Saved entries
+ + +
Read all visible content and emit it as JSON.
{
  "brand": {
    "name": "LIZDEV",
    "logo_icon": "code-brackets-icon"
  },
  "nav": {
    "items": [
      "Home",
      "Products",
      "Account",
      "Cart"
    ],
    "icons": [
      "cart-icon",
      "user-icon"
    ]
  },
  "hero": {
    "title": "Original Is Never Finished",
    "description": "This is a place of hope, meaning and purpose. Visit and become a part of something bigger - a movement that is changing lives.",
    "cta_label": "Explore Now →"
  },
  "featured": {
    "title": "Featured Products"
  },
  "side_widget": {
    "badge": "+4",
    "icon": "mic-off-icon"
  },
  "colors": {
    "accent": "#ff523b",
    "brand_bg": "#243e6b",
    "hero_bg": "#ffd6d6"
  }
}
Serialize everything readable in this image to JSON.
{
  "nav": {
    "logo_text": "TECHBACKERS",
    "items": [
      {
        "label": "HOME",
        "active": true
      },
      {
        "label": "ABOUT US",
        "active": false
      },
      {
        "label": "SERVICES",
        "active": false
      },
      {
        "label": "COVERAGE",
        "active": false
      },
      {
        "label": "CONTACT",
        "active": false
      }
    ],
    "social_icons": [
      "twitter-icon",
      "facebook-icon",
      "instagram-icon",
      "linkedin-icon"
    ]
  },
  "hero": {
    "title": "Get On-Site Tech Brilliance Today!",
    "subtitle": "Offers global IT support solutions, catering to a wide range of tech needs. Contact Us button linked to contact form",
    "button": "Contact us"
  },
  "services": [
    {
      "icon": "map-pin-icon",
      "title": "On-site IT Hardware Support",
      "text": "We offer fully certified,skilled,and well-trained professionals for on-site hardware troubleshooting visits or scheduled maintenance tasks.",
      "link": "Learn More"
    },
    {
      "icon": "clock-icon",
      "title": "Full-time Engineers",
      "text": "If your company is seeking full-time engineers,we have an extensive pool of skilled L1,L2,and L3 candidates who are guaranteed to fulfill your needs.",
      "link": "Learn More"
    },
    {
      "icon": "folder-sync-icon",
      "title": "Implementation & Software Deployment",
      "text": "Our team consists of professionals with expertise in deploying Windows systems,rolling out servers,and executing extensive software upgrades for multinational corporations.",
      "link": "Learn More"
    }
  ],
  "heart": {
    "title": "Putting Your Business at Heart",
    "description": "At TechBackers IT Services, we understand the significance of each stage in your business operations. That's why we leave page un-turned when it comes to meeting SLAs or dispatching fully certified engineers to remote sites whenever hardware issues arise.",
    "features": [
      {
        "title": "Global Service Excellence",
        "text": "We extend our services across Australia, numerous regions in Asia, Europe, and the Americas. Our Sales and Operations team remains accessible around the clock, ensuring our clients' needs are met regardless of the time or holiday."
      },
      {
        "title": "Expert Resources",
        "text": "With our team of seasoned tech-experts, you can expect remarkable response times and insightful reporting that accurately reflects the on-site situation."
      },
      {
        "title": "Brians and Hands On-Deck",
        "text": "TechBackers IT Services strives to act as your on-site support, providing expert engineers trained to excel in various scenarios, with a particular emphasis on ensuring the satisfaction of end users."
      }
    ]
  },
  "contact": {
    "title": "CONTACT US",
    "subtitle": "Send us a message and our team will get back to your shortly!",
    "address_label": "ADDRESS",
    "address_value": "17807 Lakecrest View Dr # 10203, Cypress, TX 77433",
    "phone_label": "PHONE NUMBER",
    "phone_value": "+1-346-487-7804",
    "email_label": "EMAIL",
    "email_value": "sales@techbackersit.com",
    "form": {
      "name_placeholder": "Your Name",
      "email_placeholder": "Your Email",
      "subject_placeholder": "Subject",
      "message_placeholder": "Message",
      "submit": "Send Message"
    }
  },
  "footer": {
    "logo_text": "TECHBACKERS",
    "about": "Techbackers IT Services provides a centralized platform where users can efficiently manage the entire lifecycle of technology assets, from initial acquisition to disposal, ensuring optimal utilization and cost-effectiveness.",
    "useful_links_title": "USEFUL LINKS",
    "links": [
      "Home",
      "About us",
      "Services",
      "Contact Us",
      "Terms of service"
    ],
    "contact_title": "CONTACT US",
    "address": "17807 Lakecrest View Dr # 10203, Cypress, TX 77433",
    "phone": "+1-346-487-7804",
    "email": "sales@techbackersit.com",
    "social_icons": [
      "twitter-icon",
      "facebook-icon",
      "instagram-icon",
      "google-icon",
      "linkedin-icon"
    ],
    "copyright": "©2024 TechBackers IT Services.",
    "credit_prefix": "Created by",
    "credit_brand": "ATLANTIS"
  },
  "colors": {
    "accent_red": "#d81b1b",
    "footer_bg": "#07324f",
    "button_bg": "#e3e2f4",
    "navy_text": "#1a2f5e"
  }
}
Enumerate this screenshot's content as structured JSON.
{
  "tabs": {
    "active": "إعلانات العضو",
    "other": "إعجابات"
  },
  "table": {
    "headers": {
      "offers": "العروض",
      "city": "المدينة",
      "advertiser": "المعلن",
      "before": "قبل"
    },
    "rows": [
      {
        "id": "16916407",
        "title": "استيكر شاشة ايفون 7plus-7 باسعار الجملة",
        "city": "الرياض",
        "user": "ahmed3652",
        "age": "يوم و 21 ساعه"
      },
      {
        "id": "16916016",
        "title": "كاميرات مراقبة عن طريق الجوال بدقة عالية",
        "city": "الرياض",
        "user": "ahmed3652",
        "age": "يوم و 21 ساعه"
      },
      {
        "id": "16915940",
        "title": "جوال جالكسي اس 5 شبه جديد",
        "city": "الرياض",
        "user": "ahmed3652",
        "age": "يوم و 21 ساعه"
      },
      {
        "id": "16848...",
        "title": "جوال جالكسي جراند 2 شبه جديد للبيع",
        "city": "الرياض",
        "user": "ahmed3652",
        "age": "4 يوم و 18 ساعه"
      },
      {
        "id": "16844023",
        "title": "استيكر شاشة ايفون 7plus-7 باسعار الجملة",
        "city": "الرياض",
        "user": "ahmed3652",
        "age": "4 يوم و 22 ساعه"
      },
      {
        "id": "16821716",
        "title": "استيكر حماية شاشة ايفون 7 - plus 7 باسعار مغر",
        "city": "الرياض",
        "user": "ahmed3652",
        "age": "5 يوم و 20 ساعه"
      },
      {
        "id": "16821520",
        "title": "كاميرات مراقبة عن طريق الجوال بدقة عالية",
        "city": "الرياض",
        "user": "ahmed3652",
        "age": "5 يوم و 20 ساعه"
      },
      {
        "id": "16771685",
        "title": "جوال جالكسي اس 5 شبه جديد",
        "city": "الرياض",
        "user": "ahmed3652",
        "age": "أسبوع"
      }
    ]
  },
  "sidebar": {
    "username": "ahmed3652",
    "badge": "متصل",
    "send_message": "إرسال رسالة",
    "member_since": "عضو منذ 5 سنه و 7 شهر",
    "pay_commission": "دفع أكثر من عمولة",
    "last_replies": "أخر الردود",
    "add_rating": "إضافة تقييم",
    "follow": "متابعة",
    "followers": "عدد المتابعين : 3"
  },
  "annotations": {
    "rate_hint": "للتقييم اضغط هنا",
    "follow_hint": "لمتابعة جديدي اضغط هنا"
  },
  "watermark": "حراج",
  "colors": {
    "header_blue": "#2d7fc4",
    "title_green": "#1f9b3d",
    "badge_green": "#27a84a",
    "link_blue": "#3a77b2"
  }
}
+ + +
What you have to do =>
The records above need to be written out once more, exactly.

Exercise output =>
Read all visible content and emit it as JSON.
{
  "brand": {
    "name": "LIZDEV",
    "logo_icon": "code-brackets-icon"
  },
  "nav": {
    "items": [
      "Home",
      "Products",
      "Account",
      "Cart"
    ],
    "icons": [
      "cart-icon",
      "user-icon"
    ]
  },
  "hero": {
    "title": "Original Is Never Finished",
    "description": "This is a place of hope, meaning and purpose. Visit and become a part of something bigger - a movement that is changing lives.",
    "cta_label": "Explore Now →"
  },
  "featured": {
    "title": "Featured Products"
  },
  "side_widget": {
    "badge": "+4",
    "icon": "mic-off-icon"
  },
  "colors": {
    "accent": "#ff523b",
    "brand_bg": "#243e6b",
    "hero_bg": "#ffd6d6"
  }
}
Serialize everything readable in this image to JSON.
{
  "nav": {
    "logo_text": "TECHBACKERS",
    "items": [
      {
        "label": "HOME",
        "active": true
      },
      {
        "label": "ABOUT US",
        "active": false
      },
      {
        "label": "SERVICES",
        "active": false
      },
      {
        "label": "COVERAGE",
        "active": false
      },
      {
        "label": "CONTACT",
        "active": false
      }
    ],
    "social_icons": [
      "twitter-icon",
      "facebook-icon",
      "instagram-icon",
      "linkedin-icon"
    ]
  },
  "hero": {
    "title": "Get On-Site Tech Brilliance Today!",
    "subtitle": "Offers global IT support solutions, catering to a wide range of tech needs. Contact Us button linked to contact form",
    "button": "Contact us"
  },
  "services": [
    {
      "icon": "map-pin-icon",
      "title": "On-site IT Hardware Support",
      "text": "We offer fully certified,skilled,and well-trained professionals for on-site hardware troubleshooting visits or scheduled maintenance tasks.",
      "link": "Learn More"
    },
    {
      "icon": "clock-icon",
      "title": "Full-time Engineers",
      "text": "If your company is seeking full-time engineers,we have an extensive pool of skilled L1,L2,and L3 candidates who are guaranteed to fulfill your needs.",
      "link": "Learn More"
    },
    {
      "icon": "folder-sync-icon",
      "title": "Implementation & Software Deployment",
      "text": "Our team consists of professionals with expertise in deploying Windows systems,rolling out servers,and executing extensive software upgrades for multinational corporations.",
      "link": "Learn More"
    }
  ],
  "heart": {
    "title": "Putting Your Business at Heart",
    "description": "At TechBackers IT Services, we understand the significance of each stage in your business operations. That's why we leave page un-turned when it comes to meeting SLAs or dispatching fully certified engineers to remote sites whenever hardware issues arise.",
    "features": [
      {
        "title": "Global Service Excellence",
        "text": "We extend our services across Australia, numerous regions in Asia, Europe, and the Americas. Our Sales and Operations team remains accessible around the clock, ensuring our clients' needs are met regardless of the time or holiday."
      },
      {
        "title": "Expert Resources",
        "text": "With our team of seasoned tech-experts, you can expect remarkable response times and insightful reporting that accurately reflects the on-site situation."
      },
      {
        "title": "Brians and Hands On-Deck",
        "text": "TechBackers IT Services strives to act as your on-site support, providing expert engineers trained to excel in various scenarios, with a particular emphasis on ensuring the satisfaction of end users."
      }
    ]
  },
  "contact": {
    "title": "CONTACT US",
    "subtitle": "Send us a message and our team will get back to your shortly!",
    "address_label": "ADDRESS",
    "address_value": "17807 Lakecrest View Dr # 10203, Cypress, TX 77433",
    "phone_label": "PHONE NUMBER",
    "phone_value": "+1-346-487-7804",
    "email_label": "EMAIL",
    "email_value": "sales@techbackersit.com",
    "form": {
      "name_placeholder": "Your Name",
      "email_placeholder": "Your Email",
      "subject_placeholder": "Subject",
      "message_placeholder": "Message",
      "submit": "Send Message"
    }
  },
  "footer": {
    "logo_text": "TECHBACKERS",
    "about": "Techbackers IT Services provides a centralized platform where users can efficiently manage the entire lifecycle of technology assets, from initial acquisition to disposal, ensuring optimal utilization and cost-effectiveness.",
    "useful_links_title": "USEFUL LINKS",
    "links": [
      "Home",
      "About us",
      "Services",
      "Contact Us",
      "Terms of service"
    ],
    "contact_title": "CONTACT US",
    "address": "17807 Lakecrest View Dr # 10203, Cypress, TX 77433",
    "phone": "+1-346-487-7804",
    "email": "sales@techbackersit.com",
    "social_icons": [
      "twitter-icon",
      "facebook-icon",
      "instagram-icon",
      "google-icon",
      "linkedin-icon"
    ],
    "copyright": "©2024 TechBackers IT Services.",
    "credit_prefix": "Created by",
    "credit_brand": "ATLANTIS"
  },
  "colors": {
    "accent_red": "#d81b1b",
    "footer_bg": "#07324f",
    "button_bg": "#e3e2f4",
    "navy_text": "#1a2f5e"
  }
}
Enumerate this screenshot's content as structured JSON.
{
  "tabs": {
    "active": "إعلانات العضو",
    "other": "إعجابات"
  },
  "table": {
    "headers": {
      "offers": "العروض",
      "city": "المدينة",
      "advertiser": "المعلن",
      "before": "قبل"
    },
    "rows": [
      {
        "id": "16916407",
        "title": "استيكر شاشة ايفون 7plus-7 باسعار الجملة",
        "city": "الرياض",
        "user": "ahmed3652",
        "age": "يوم و 21 ساعه"
      },
      {
        "id": "16916016",
        "title": "كاميرات مراقبة عن طريق الجوال بدقة عالية",
        "city": "الرياض",
        "user": "ahmed3652",
        "age": "يوم و 21 ساعه"
      },
      {
        "id": "16915940",
        "title": "جوال جالكسي اس 5 شبه جديد",
        "city": "الرياض",
        "user": "ahmed3652",
        "age": "يوم و 21 ساعه"
      },
      {
        "id": "16848...",
        "title": "جوال جالكسي جراند 2 شبه جديد للبيع",
        "city": "الرياض",
        "user": "ahmed3652",
        "age": "4 يوم و 18 ساعه"
      },
      {
        "id": "16844023",
        "title": "استيكر شاشة ايفون 7plus-7 باسعار الجملة",
        "city": "الرياض",
        "user": "ahmed3652",
        "age": "4 يوم و 22 ساعه"
      },
      {
        "id": "16821716",
        "title": "استيكر حماية شاشة ايفون 7 - plus 7 باسعار مغر",
        "city": "الرياض",
        "user": "ahmed3652",
        "age": "5 يوم و 20 ساعه"
      },
      {
        "id": "16821520",
        "title": "كاميرات مراقبة عن طريق الجوال بدقة عالية",
        "city": "الرياض",
        "user": "ahmed3652",
        "age": "5 يوم و 20 ساعه"
      },
      {
        "id": "16771685",
        "title": "جوال جالكسي اس 5 شبه جديد",
        "city": "الرياض",
        "user": "ahmed3652",
        "age": "أسبوع"
      }
    ]
  },
  "sidebar": {
    "username": "ahmed3652",
    "badge": "متصل",
    "send_message": "إرسال رسالة",
    "member_since": "عضو منذ 5 سنه و 7 شهر",
    "pay_commission": "دفع أكثر من عمولة",
    "last_replies": "أخر الردود",
    "add_rating": "إضافة تقييم",
    "follow": "متابعة",
    "followers": "عدد المتابعين : 3"
  },
  "annotations": {
    "rate_hint": "للتقييم اضغط هنا",
    "follow_hint": "لمتابعة جديدي اضغط هنا"
  },
  "watermark": "حراج",
  "colors": {
    "header_blue": "#2d7fc4",
    "title_green": "#1f9b3d",
    "badge_green": "#27a84a",
    "link_blue": "#3a77b2"
  }
}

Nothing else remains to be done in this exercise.